**WHAT THE TASK REQUIRES**
Every record below should be printed exactly, except for the pictures.

·····

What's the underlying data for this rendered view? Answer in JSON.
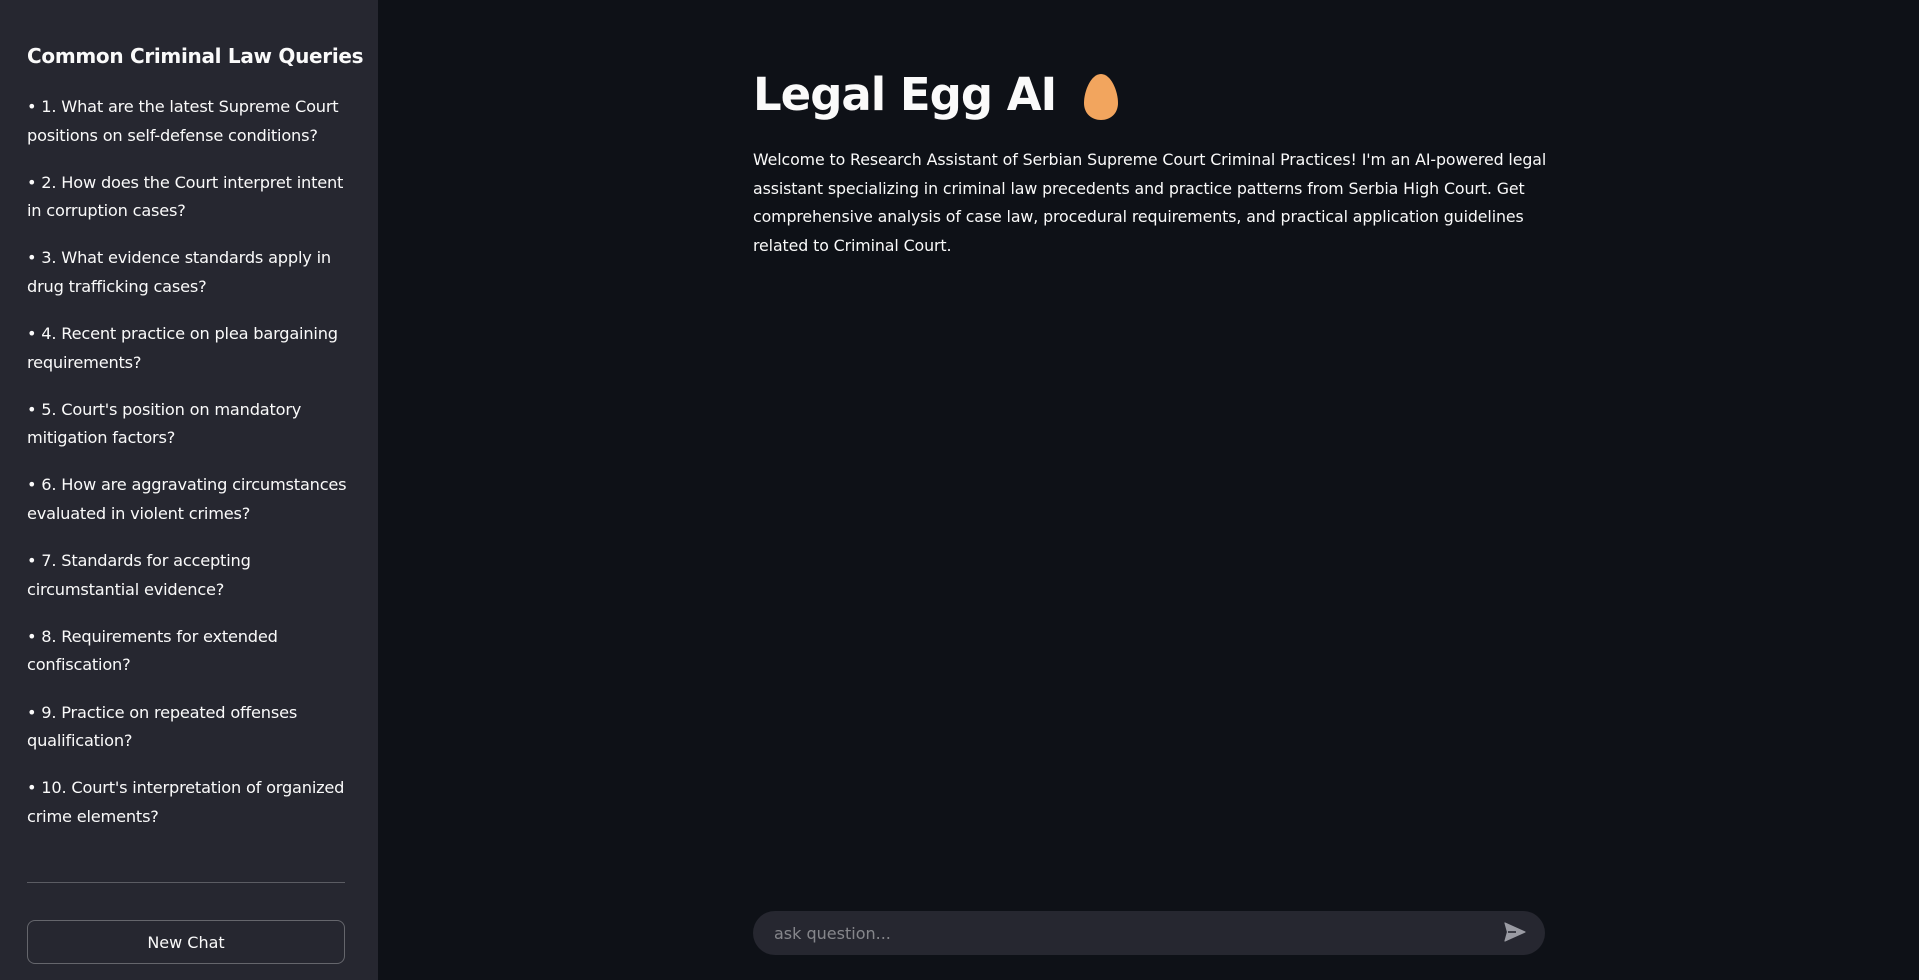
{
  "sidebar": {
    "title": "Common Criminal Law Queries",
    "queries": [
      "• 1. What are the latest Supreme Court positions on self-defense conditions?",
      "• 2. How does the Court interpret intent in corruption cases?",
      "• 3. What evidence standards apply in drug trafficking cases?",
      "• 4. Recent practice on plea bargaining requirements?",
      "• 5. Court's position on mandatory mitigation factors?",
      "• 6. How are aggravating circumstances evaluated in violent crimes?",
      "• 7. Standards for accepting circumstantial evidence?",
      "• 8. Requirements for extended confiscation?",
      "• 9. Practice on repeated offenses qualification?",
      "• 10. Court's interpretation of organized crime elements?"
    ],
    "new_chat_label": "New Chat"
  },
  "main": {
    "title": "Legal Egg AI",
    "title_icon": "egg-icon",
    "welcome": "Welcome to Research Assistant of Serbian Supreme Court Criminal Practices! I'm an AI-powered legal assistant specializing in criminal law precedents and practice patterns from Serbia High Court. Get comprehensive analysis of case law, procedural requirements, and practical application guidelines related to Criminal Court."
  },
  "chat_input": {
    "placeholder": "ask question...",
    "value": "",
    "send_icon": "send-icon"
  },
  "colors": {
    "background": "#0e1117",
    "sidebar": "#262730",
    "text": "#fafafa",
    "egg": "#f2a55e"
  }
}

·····

**ANSWER AREA**
What's the underlying data for this rendered view? Answer in JSON.
{
  "sidebar": {
    "title": "Common Criminal Law Queries",
    "queries": [
      "• 1. What are the latest Supreme Court positions on self-defense conditions?",
      "• 2. How does the Court interpret intent in corruption cases?",
      "• 3. What evidence standards apply in drug trafficking cases?",
      "• 4. Recent practice on plea bargaining requirements?",
      "• 5. Court's position on mandatory mitigation factors?",
      "• 6. How are aggravating circumstances evaluated in violent crimes?",
      "• 7. Standards for accepting circumstantial evidence?",
      "• 8. Requirements for extended confiscation?",
      "• 9. Practice on repeated offenses qualification?",
      "• 10. Court's interpretation of organized crime elements?"
    ],
    "new_chat_label": "New Chat"
  },
  "main": {
    "title": "Legal Egg AI",
    "title_icon": "egg-icon",
    "welcome": "Welcome to Research Assistant of Serbian Supreme Court Criminal Practices! I'm an AI-powered legal assistant specializing in criminal law precedents and practice patterns from Serbia High Court. Get comprehensive analysis of case law, procedural requirements, and practical application guidelines related to Criminal Court."
  },
  "chat_input": {
    "placeholder": "ask question...",
    "value": "",
    "send_icon": "send-icon"
  },
  "colors": {
    "background": "#0e1117",
    "sidebar": "#262730",
    "text": "#fafafa",
    "egg": "#f2a55e"
  }
}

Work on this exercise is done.